======== Dataset entries
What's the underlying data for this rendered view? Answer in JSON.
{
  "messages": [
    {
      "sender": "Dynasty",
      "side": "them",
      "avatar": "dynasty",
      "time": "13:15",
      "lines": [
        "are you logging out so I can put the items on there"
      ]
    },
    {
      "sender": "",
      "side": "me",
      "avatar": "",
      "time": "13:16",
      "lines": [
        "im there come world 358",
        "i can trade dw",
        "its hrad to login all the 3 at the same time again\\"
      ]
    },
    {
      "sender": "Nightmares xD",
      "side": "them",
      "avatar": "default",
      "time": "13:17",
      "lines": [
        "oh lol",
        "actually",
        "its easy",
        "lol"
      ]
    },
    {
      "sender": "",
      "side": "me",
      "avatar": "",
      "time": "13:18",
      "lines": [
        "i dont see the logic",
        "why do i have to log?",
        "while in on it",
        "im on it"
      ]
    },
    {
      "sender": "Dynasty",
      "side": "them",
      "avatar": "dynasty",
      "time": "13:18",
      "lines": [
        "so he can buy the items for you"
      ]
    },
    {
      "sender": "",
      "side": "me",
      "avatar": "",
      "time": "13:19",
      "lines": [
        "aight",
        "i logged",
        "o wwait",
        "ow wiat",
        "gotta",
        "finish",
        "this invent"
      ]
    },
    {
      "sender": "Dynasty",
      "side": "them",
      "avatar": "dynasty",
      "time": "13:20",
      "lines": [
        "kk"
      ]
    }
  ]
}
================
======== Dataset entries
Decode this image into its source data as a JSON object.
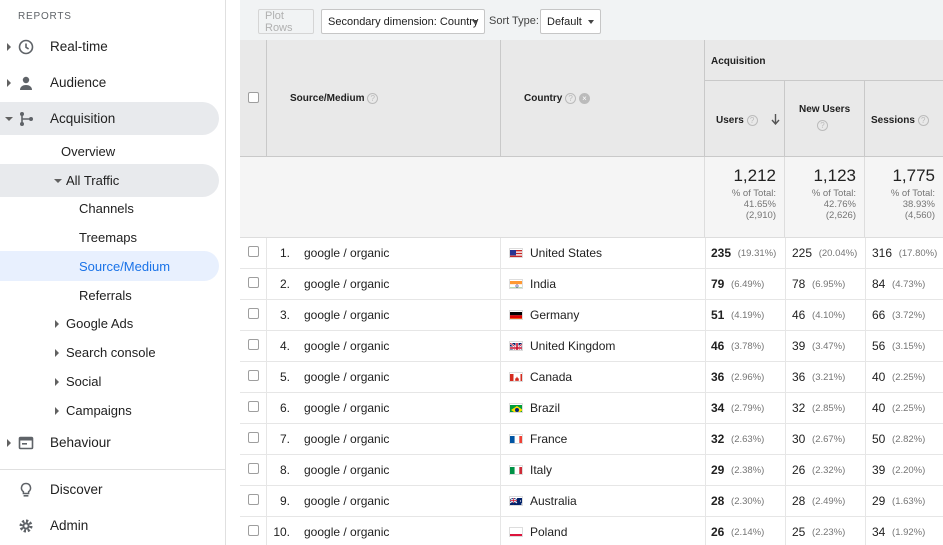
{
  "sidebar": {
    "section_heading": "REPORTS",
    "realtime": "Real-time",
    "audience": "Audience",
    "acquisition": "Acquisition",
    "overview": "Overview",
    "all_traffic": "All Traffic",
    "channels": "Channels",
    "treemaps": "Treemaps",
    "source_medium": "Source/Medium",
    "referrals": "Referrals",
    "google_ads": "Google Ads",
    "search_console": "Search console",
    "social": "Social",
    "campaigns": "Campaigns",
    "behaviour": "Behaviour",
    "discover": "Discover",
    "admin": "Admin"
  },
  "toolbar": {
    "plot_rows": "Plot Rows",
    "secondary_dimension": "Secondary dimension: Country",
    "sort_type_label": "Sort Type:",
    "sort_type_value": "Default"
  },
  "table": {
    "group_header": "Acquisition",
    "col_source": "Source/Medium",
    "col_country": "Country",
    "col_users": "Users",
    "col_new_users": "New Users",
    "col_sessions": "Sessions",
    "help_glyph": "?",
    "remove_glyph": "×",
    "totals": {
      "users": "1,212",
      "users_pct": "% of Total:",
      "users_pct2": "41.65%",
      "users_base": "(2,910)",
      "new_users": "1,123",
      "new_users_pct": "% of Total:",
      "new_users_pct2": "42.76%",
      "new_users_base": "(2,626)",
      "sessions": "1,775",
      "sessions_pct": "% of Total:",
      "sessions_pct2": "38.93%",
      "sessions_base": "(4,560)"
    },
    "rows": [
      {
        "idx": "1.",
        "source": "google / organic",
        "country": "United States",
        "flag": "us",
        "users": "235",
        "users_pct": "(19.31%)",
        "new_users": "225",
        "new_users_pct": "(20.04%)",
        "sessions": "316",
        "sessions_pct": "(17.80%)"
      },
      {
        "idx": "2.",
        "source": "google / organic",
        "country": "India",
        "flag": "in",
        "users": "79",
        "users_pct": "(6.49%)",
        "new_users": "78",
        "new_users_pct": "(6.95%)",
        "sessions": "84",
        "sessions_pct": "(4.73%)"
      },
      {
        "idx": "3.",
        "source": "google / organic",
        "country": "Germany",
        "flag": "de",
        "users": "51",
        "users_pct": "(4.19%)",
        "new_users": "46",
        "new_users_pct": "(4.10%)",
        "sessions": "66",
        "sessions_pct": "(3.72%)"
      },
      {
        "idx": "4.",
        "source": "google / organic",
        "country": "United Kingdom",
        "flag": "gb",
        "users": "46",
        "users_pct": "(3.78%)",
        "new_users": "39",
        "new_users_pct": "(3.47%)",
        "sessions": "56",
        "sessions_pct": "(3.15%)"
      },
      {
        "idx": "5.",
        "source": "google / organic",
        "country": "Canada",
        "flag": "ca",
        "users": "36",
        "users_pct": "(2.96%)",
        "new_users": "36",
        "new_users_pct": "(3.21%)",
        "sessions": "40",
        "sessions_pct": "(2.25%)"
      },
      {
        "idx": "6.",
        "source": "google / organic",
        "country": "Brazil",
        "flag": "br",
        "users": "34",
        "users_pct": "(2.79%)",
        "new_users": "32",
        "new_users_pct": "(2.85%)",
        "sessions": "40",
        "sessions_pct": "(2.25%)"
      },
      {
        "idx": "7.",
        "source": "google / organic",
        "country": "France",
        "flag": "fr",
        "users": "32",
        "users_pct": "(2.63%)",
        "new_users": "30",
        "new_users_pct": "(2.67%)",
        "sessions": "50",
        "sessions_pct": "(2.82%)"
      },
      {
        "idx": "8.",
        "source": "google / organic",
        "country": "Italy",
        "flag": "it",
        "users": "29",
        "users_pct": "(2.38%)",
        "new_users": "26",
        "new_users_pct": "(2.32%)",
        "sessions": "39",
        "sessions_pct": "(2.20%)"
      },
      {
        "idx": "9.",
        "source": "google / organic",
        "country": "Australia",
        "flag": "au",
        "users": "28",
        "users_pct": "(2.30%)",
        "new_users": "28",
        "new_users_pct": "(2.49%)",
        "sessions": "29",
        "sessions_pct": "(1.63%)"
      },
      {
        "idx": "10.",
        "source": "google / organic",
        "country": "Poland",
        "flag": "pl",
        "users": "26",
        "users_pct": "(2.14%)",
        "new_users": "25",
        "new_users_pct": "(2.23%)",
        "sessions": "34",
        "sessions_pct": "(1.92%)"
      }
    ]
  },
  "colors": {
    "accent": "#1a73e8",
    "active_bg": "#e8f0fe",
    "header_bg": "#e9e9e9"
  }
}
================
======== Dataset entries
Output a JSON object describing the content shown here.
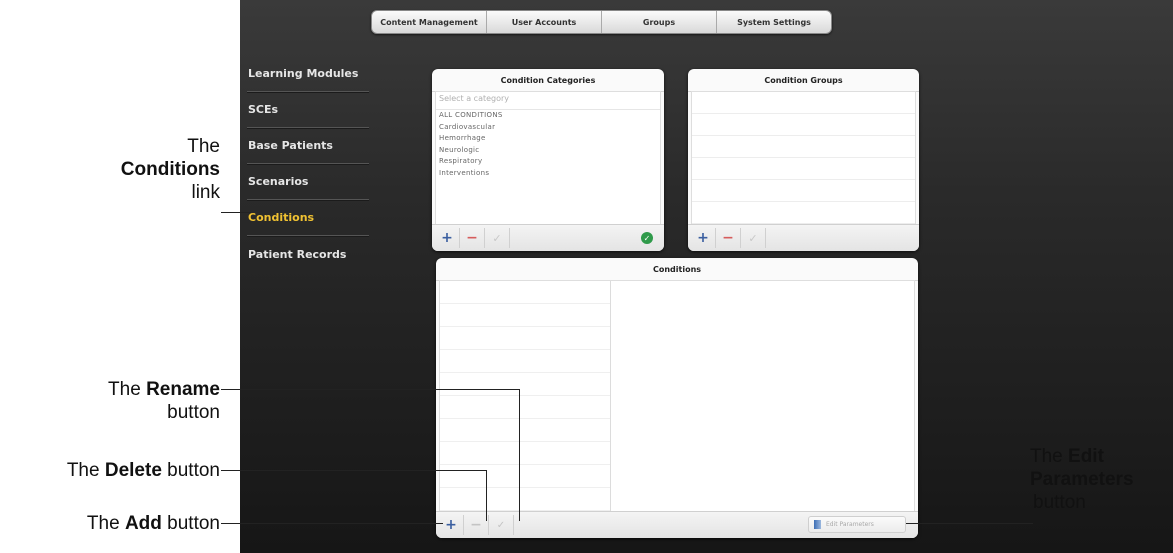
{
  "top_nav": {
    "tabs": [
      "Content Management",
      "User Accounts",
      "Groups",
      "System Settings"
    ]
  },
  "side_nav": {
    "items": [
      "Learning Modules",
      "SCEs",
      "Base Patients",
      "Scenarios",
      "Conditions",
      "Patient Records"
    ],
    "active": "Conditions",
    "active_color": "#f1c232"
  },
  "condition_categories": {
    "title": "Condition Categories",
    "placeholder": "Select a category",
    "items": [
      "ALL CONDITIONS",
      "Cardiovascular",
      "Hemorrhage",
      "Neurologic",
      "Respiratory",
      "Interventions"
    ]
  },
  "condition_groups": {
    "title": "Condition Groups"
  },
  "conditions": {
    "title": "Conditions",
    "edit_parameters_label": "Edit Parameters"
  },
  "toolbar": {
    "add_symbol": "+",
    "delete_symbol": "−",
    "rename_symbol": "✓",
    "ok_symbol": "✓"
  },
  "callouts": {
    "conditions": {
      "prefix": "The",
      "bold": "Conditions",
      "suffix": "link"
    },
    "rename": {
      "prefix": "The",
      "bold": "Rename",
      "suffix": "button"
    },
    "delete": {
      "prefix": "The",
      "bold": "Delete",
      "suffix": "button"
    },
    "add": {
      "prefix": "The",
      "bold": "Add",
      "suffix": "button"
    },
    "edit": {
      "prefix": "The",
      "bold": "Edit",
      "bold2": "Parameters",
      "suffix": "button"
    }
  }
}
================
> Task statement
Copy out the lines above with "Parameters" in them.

> Task response
    "edit_parameters_label": "Edit Parameters"
      "bold2": "Parameters",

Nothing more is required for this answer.